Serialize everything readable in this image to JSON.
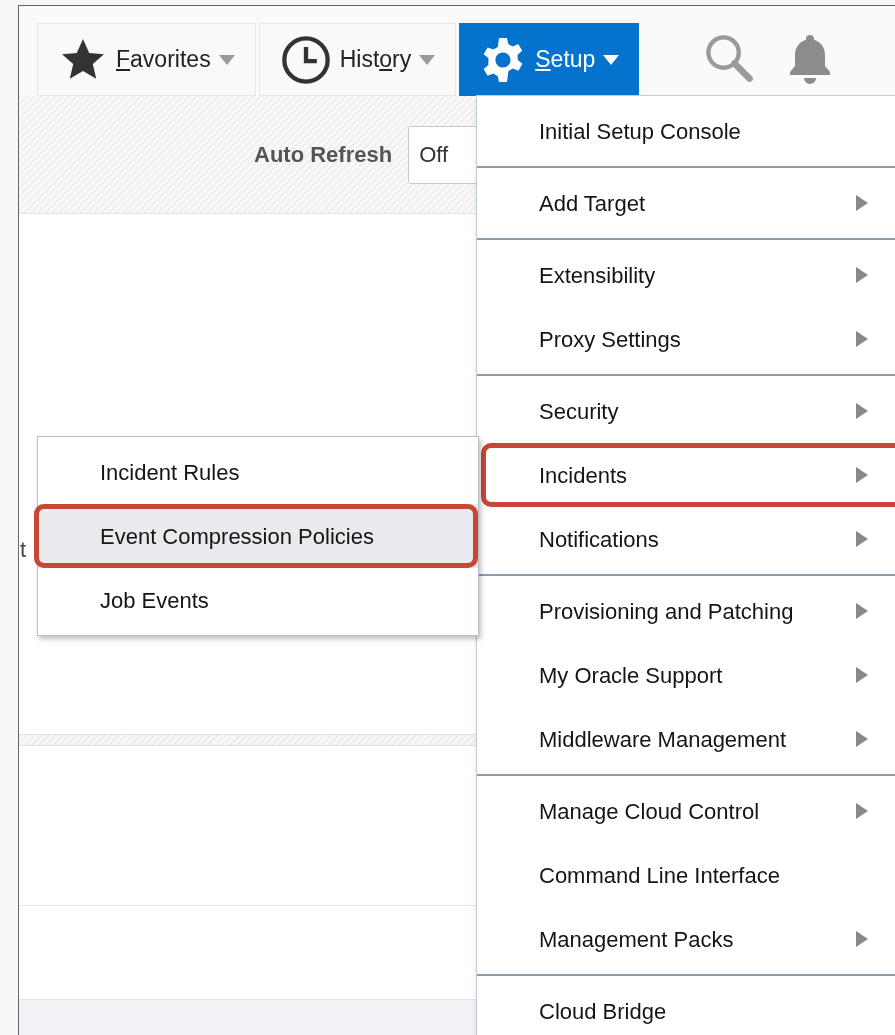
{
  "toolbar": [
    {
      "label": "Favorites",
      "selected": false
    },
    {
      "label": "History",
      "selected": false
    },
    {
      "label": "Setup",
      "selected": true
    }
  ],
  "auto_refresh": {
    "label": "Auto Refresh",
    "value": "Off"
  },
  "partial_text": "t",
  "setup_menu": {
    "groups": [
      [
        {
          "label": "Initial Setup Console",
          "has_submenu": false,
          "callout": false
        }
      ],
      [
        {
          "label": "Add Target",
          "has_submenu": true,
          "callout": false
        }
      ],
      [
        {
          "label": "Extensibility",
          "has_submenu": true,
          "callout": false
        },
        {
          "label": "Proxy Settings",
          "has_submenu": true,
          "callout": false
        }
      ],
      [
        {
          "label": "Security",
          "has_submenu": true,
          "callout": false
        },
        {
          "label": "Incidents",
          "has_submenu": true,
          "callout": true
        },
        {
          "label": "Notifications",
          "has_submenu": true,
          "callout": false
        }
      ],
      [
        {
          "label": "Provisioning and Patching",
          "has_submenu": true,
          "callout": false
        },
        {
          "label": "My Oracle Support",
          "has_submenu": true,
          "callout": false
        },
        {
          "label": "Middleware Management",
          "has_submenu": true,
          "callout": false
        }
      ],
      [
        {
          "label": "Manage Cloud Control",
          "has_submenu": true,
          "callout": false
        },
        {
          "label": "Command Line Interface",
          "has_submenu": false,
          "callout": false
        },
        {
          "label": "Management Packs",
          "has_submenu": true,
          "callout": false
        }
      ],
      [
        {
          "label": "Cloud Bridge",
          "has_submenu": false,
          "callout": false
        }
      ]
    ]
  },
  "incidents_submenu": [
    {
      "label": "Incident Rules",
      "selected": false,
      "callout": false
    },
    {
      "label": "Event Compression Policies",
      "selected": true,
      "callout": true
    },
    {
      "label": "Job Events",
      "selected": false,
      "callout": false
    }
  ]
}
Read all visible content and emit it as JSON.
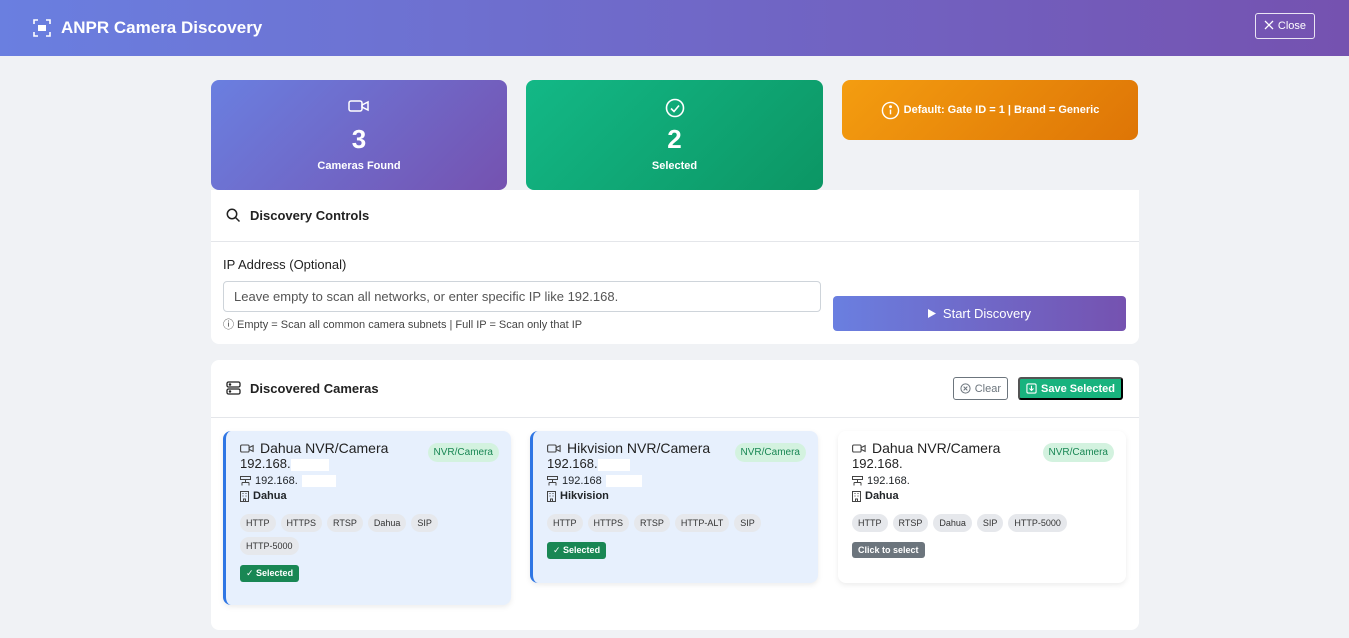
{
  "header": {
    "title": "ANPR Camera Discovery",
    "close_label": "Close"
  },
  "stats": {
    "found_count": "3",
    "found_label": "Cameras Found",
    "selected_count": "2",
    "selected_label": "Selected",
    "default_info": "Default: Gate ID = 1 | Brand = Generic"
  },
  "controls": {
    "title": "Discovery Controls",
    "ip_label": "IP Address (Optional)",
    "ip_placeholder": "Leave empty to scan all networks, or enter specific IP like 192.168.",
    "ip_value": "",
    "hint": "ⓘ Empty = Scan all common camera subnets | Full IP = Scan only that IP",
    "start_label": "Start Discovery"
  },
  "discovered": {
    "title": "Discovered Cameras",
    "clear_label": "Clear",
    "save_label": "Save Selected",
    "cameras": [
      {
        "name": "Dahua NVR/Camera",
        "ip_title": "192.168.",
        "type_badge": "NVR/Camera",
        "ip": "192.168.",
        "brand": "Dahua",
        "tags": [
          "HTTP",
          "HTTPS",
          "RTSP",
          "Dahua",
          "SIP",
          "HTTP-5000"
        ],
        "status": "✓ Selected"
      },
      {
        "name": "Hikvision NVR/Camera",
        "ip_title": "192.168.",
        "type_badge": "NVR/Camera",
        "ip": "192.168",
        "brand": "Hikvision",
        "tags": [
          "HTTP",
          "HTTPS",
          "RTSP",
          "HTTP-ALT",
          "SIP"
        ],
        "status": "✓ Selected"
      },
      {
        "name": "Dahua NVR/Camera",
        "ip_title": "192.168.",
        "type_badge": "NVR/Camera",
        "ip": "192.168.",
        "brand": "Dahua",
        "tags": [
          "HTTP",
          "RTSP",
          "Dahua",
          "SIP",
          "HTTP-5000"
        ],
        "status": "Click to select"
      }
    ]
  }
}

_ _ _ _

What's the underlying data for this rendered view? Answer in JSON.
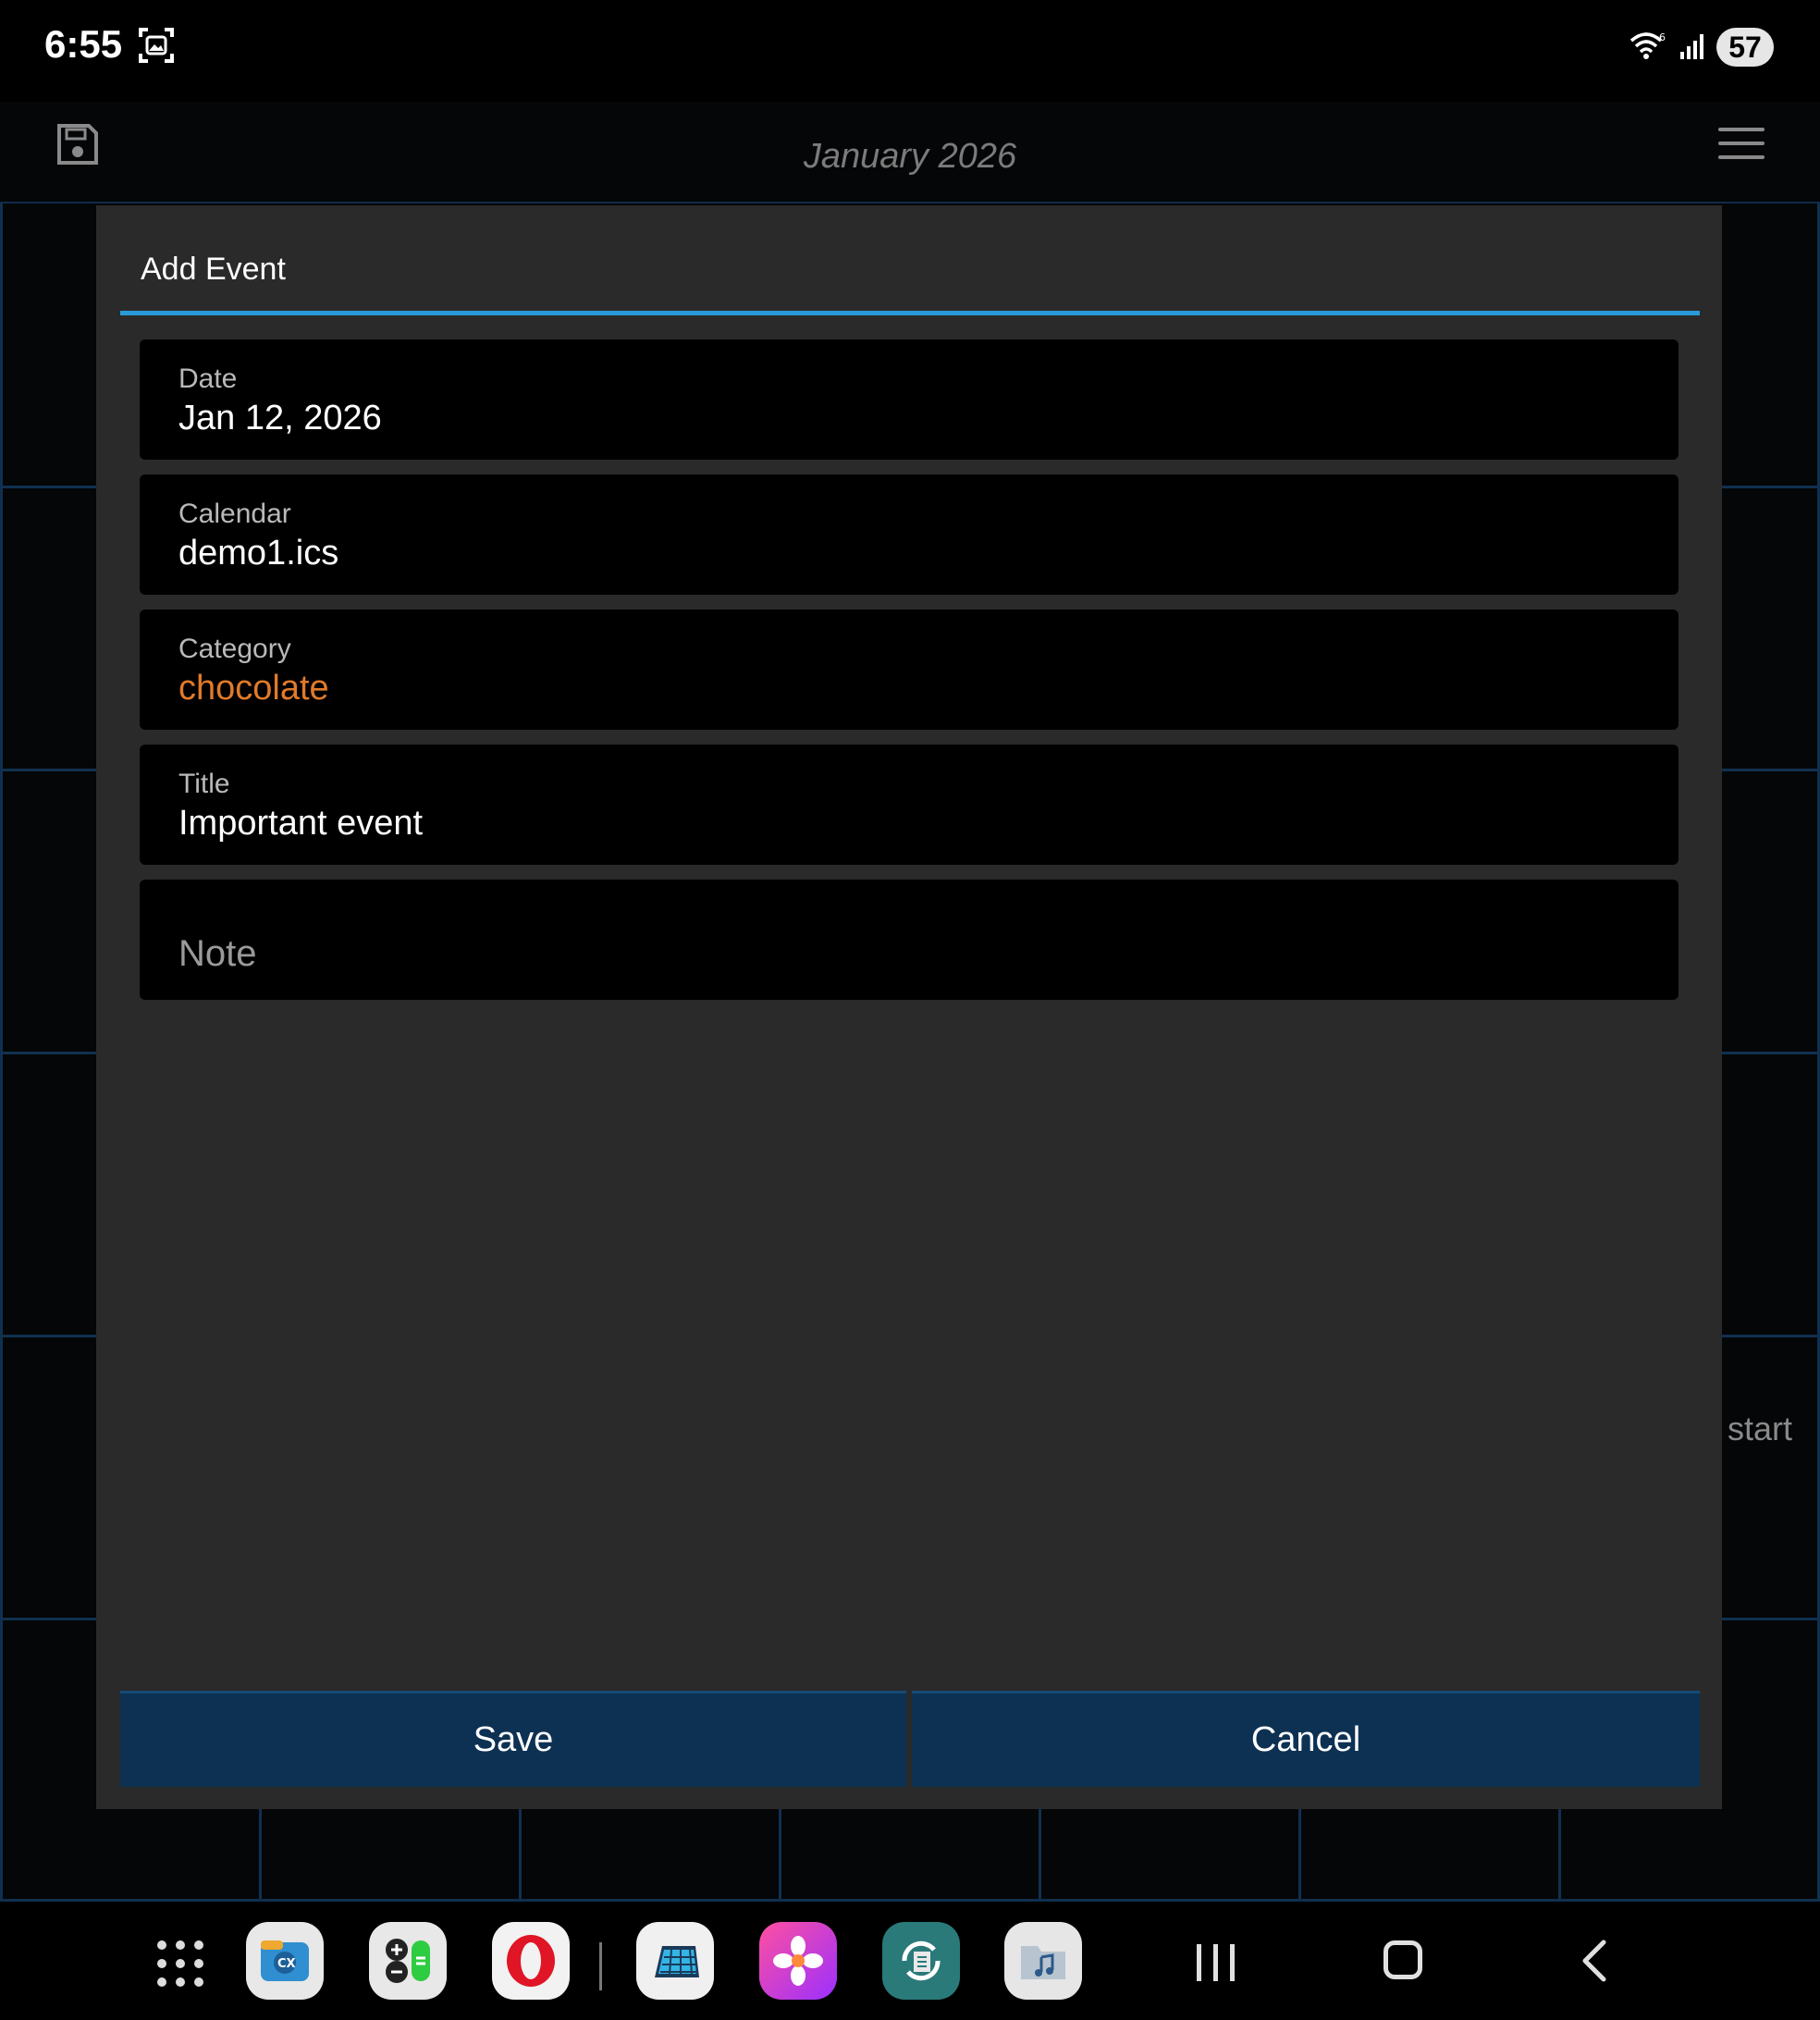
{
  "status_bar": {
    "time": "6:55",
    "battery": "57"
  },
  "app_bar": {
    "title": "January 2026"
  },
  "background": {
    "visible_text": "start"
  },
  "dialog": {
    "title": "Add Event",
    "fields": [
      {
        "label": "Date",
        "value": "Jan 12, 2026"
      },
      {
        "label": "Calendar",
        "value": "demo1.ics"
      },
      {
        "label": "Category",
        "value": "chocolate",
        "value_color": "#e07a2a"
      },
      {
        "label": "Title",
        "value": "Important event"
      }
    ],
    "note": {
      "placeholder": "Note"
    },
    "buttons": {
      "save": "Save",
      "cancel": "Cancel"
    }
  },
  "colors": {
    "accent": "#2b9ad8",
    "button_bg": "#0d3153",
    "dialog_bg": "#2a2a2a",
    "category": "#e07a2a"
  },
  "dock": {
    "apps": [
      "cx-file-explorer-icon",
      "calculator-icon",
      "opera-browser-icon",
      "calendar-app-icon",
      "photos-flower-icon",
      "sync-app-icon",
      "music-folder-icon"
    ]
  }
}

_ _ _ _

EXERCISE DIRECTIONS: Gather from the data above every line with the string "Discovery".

SOLUTION BELOW:
    "title": "ANPR Camera Discovery",
    "title": "Discovery Controls",
    "start_label": "Start Discovery"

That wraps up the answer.